Several years ago, we asked thousands of people from all across the world to pray for a very sick newborn child. We hoped with all our hearts that God would perform a miracle. But when my best friend’s curly-headed baby boy died in her arms, she was launched into a season of incapacitating sorrow. God has since blessed her and her husband with more beautiful children, and they have known joy since that awful day. But even so, there remains a dull and daily grief at the back of her throat, in the bottom of her heart, at the site of her C-section scar.
Sometimes our callings from God are discovered through our passions and giftedness. Other times, vocations are birthed through tragedy and pain. As other women in our community or on Facebook have lost children or struggled with infertility, my friend, Jenn, has felt called by God to reach out to them. She is the first to say a prayer, write a handwritten card, or deliver a gift basket—sometimes without anyone knowing it’s her. She is a living example of ministry borne from misery, vocation from vulnerability.
I write about vocation in my book Overcomer: Breaking Down the Walls of Shame and Rebuilding your Soul (Zondervan 2015), and the difficulty about the topic—for those who have spent years shrouded in shame or other emotional pain— is that it doesn’t seem possible that God could have designed you for something, especially when you’ve been dealt your fair share of tragedy. When we experience shame (that feeling of “not enoughness”), the agonizing emotion makes us question our ability to be a good enough anything—friend, date, spouse, parent, even child of God. And if we aren’t adequate in our own roles, how can God have actually called us to do something that involves ministering to others?
Shame may want us to believe that our brokenness, pain, or past disqualify us from being used by God. But the opposite is actually true. You have a contribution to make to the world and to others, because of what you’ve been through. It is because you have battled, because you have scars, because you have suffered that you have something to offer.

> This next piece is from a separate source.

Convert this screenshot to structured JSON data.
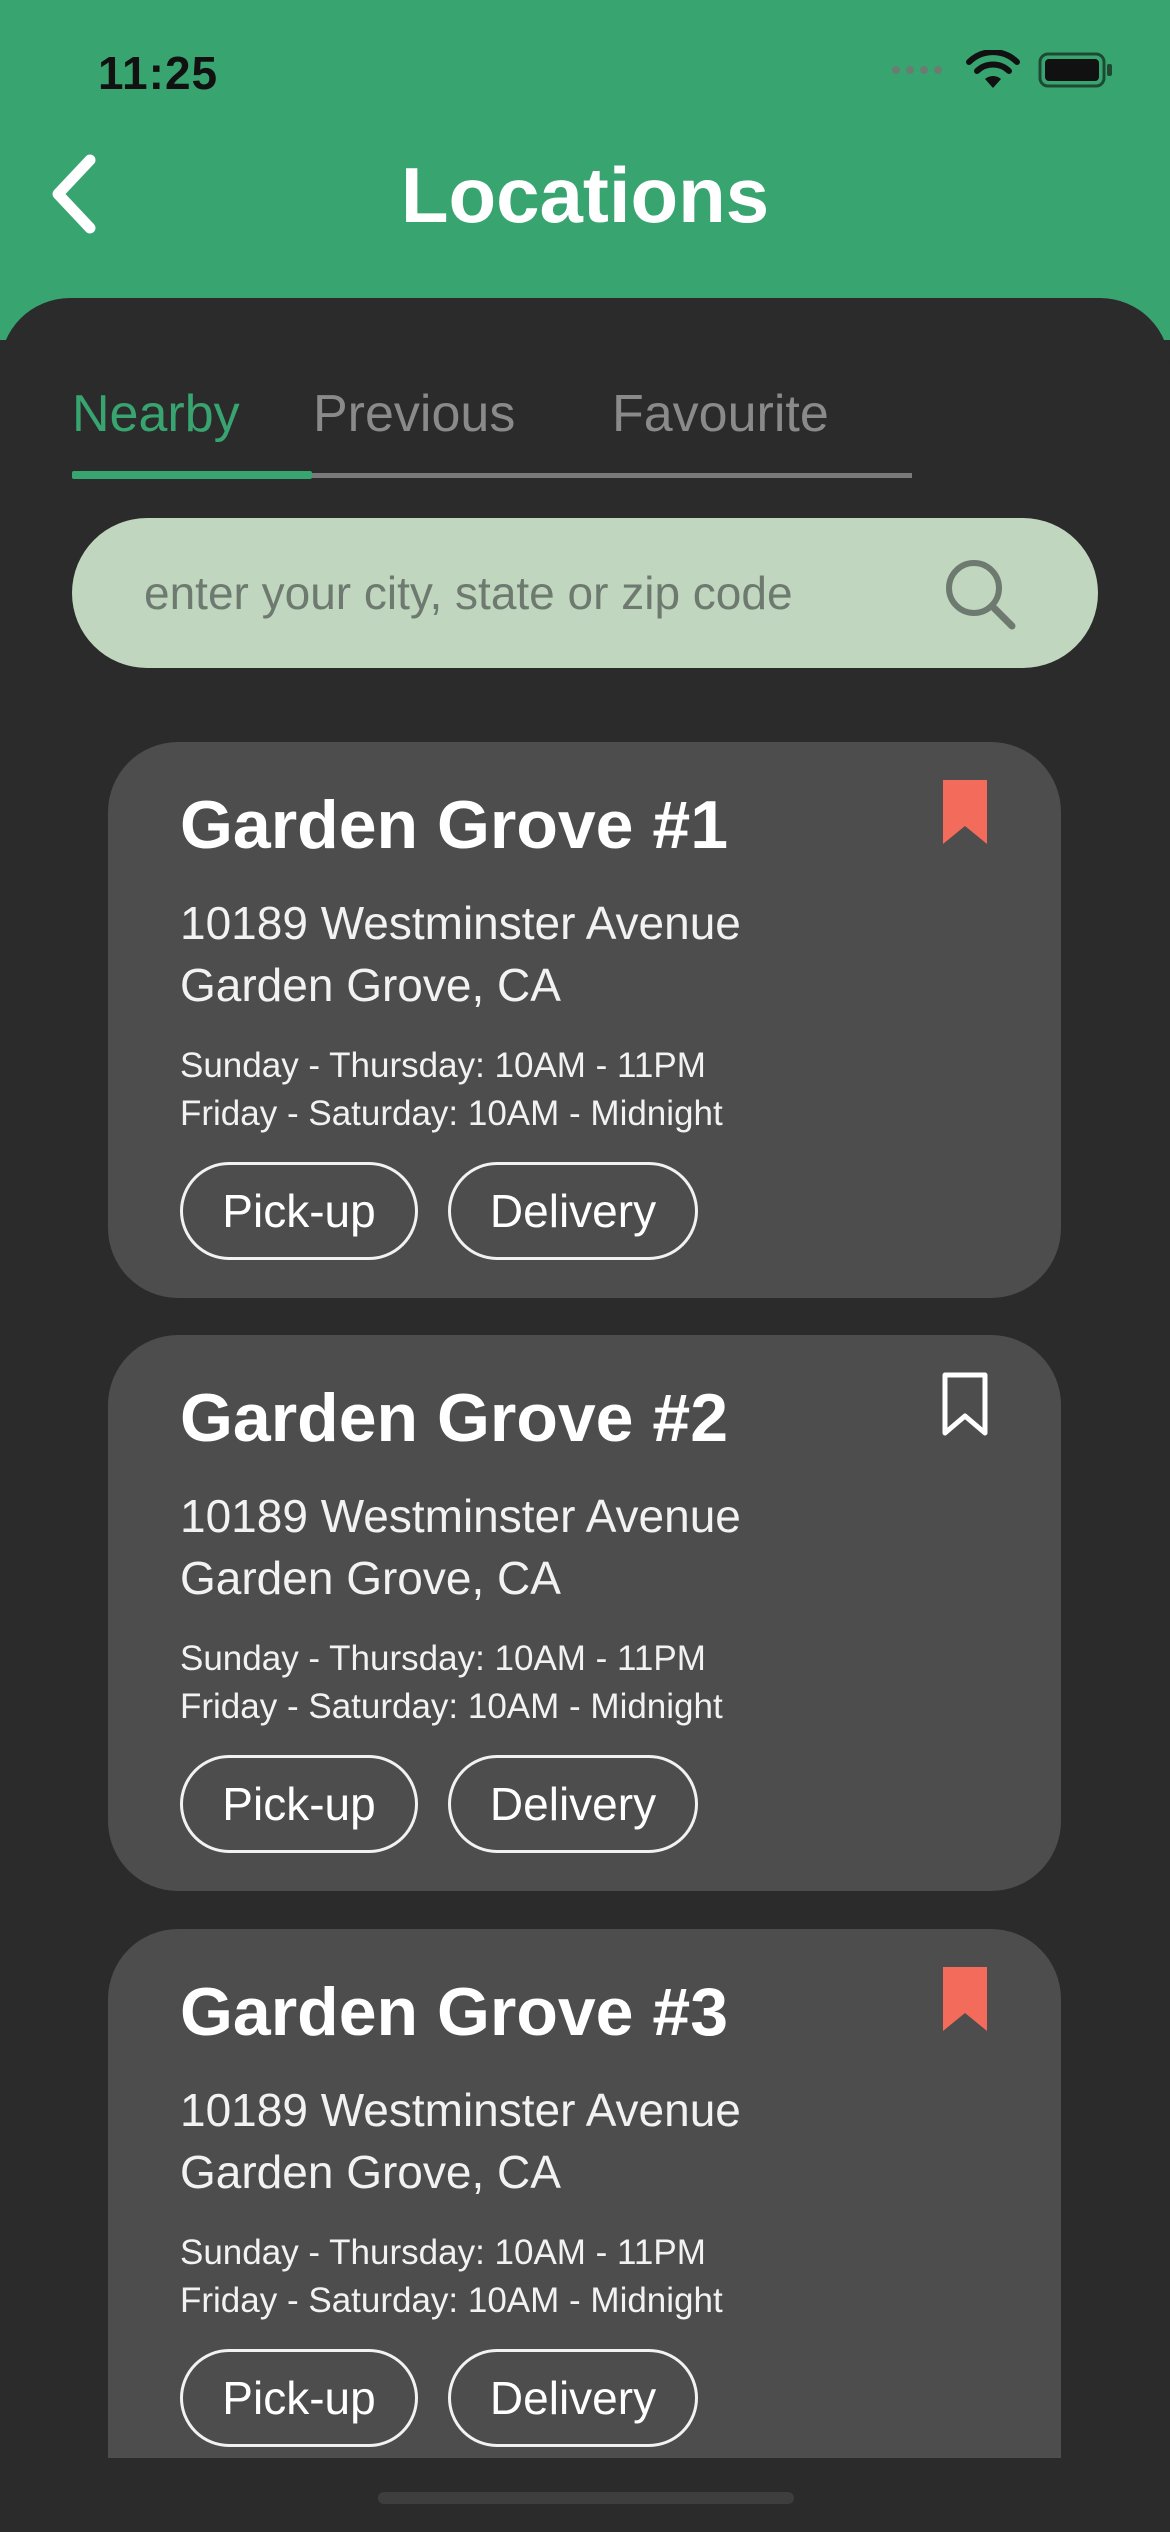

If you have known shame and pain, there is no one more qualified than you to show the compassion of God to other hurting souls. While my friend may not have been dealing with shame, per se, she has poured herself out from one the most difficult experiences of her life. How might we do the same?
If we take a step back, identifying our vocations, while not always easy, can be a pretty straightforward process. God uses those things that have shaped our lives—good and bad—to help us care for others. “God designed and equipped each of us, “writes Bible teacher Christine Caine, “for the purpose of working through us to touch a lost and broken world.”
If you’ve been wrestling with shame, and as a result, with what God has created you to do, set aside time to reflect on the follow-up questions below. If you find it helpful, consider writing your responses in a journal as an additional means of reflection.
- What do I wish, more than anything, to see God do through me?
- What, if I did it, would make a real difference in my community, or in the world?
- If I could describe myself in ten years, what kind of woman do I hope to be? What do I want to be doing?
- If I had to determine one or two defining moments in life—things that have shaped me—what would I choose? How can I help others who’ve been through something similar?
- What are the big, even secret, dreams I’ve had since childhood?
- How would I use my time and resources if they were unlimited?
After working through the reflection questions, ask God to help you recognize the ways in which he is already at work in your life. Of course be tender and gentle with yourself while you process your own pain. But as you are ready, begin asking God how he might transform that pain into purpose.
Six months after Jenn’s beloved son died, mine was born. She visited me in the hospital and held my baby boy in the very same room where she was forced to release hers. She prayed for me, celebrated with me, cried with me. It was a painful irony, and yet she bore it with absolute courage. Whether or not she realizes it, Jenn has become a living portrait of the words of the prophet Isaiah: “If you spend yourself on behalf of others, your light will rise in the darkness, and your night will become like the noonday” (Isa. 58:10).
The power of vocation is such that as you pursue what God has uniquely called and created you to do, he will make all things—even the dark things—beautiful in you and through you.
A member of the Redbud Writers Guild, Aubrey’s first book, Overcomer, is available for pre-order now on Amazon, Barnes and Noble, Christian Books, and ibooks.
(Sections taken from Overcomer by Aubrey Sampson. Copyright © 2015. Used by permission of Zondervan. www.zondervan.com. All rights reserved.)